How to Improve the Quality of Knives?

Ever wondered what gives great chefs their confidence in the kitchen?

Well, one of the reasons is the quality of their cutting equipment which includes a kitchen knife. This is more than just a piece of metal that has been shaped with a curved edge.

It makes life easy in the kitchen while attending equally critical matters like ingredients, recipes, and calorie values.

However, manufacturers of knives can improve the quality of knives that they produce so that users like chefs have no hard time in the kitchen.

But what are the best ways to improve the quality of knives?

These have different types of hardness testers, such as vickers hardness tester, rockwell hardness tester, Brinell hardness tester, so which one is most suitable for knife quality testing?

Criteria for a quality knife

One place to start setting up yourself for success in the manufacture of quality knives is checking criteria for quality.

Manufacturers make Knives in different shapes, sizes, and design. However, users looking for quality knives are not carried away by the fanciness of these designs.

A good chef, for instance, will first check for the material used in the manufacture of the knife to ascertain the quality of the knife. That is easy, isn’t it? Well, not really.

Here is the thing. All other criteria, such as cutting surface, sharpness, and usage, all depend on the knife’s material.

Knives are made from different materials, both metallic and non-metallic materials. These materials come with varying values of hardness, which is the main property that indicates the quality of the material.

Carbon steel hardness values of 45-47 RC and stainless steel with 47-49 RC have different qualities based on their hardness. The RC is a standard hardness unit that is based on the Rockwell hardness test. Hardness values from other tests like the Leebs hardness testing are usually converted to this unit.

But remember this: a manufacturer will need to conduct material tests to ascertain the quality of the material used for making that knife.

Material hardness testing is often used to indicate the hardness values of metals used to produce knives, hence their quality.

These tests include Leebs hardness testing, Rockwell hardness testing, and Brinell hardness tests, which are the most popular ones.

The best test will be the non-destructive one, which can be done regardless of location and is inexpensive.

Material hardness testing

The material quality and hardness values are complementary to each other. So, let’s quickly look at some of these hardness testing methods, which require hardness testing machines in most cases.
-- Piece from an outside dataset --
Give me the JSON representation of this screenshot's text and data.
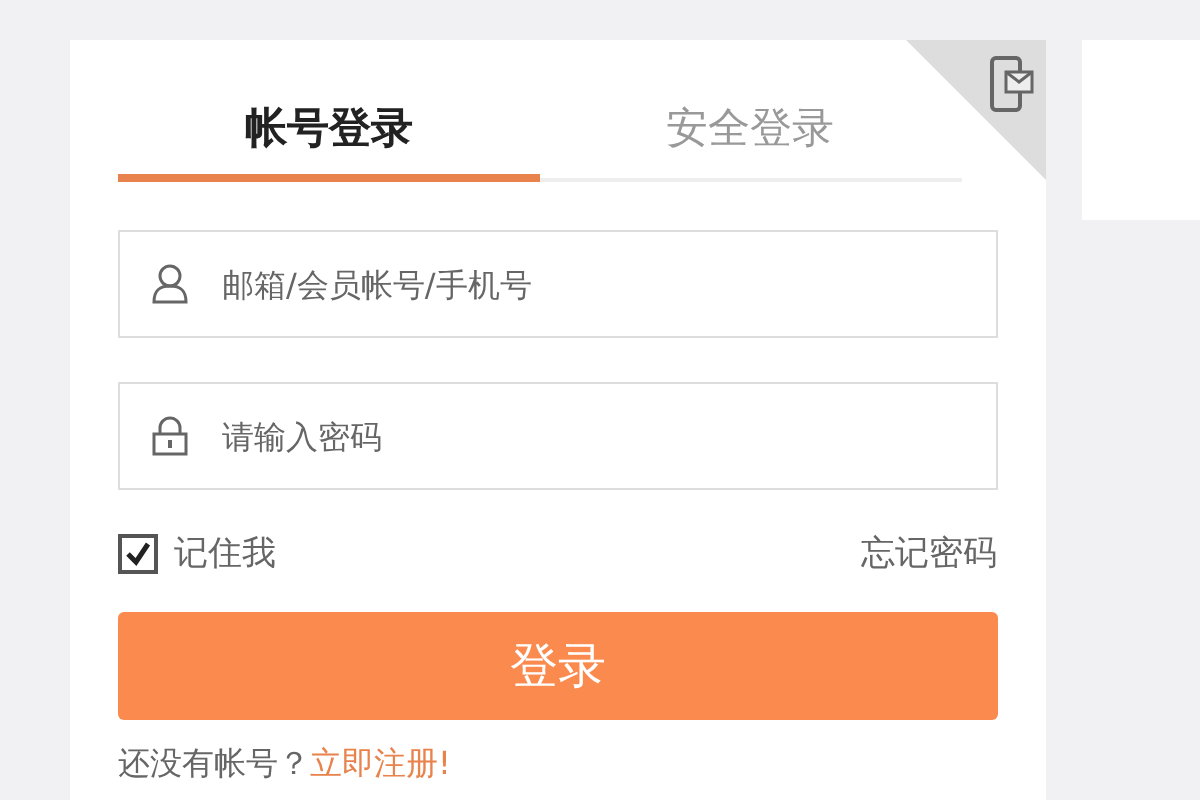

  1. The Rockwell is an indentation-based test where an indenter – usually a diamond-tipped weight, drops on the material. The indentation on the material is measured and compared to indexed values representing standard hardness for different indentation.
  2. Brinell hardness testing is another indentation-based test. However, this test is most suitable for very large material that is not very hard. Metals like castings and porous materials are often the best samples for this test, with a maximum applied load of up to 3 Tonnes (3,000kg).
  3. The Leebs hardness testing is a method that uses rebound to ascertain the hardness and quality of materials. The rebound is measured, checked against standard rebound values, and then used to determine the hardness of the material.

This test’s portability and non-destructive nature make it very suitable for on-the-spot confirmation of knives’ hardness values.

Hardness values and material quality

The quality of materials, especially metals, increase with their hardness values, with soft metals having low hardness values while very hard metals have high hardness values.

Typically, soft metals’ hardness values are given as 54-56 RC. These materials, like softer steels, are low in quality as they require frequent sharpening than harder materials. Softer metals also chip at the edges and are prone to folding at the edges when cutting hard items like bones.

Harder metals like hard steel have hardness values of between 59-66 RC. These values mean that they have high cutting quality and can withstand the cutting of hard things like bones.

Though sharpening these knives will take more efforts, they will often retain this sharpness longer. It also maintains the edges longer as it does not fold like softer knives when used to cut hard items.

Other properties that can contribute to the quality of a knife include rust-free, durability, and edge fineness which can also be ascertained using specific quality tests.

Final Take

Improving the quality of knives starts with conducting a quality test on the metal used in its manufacture. To avoid getting low-quality knives will require an on-site hardness test. Portable hardness tests like the Leebs hardness testing will ensure that you get the best quality knife seeing that the test is non-destructive, mobile, and accurate.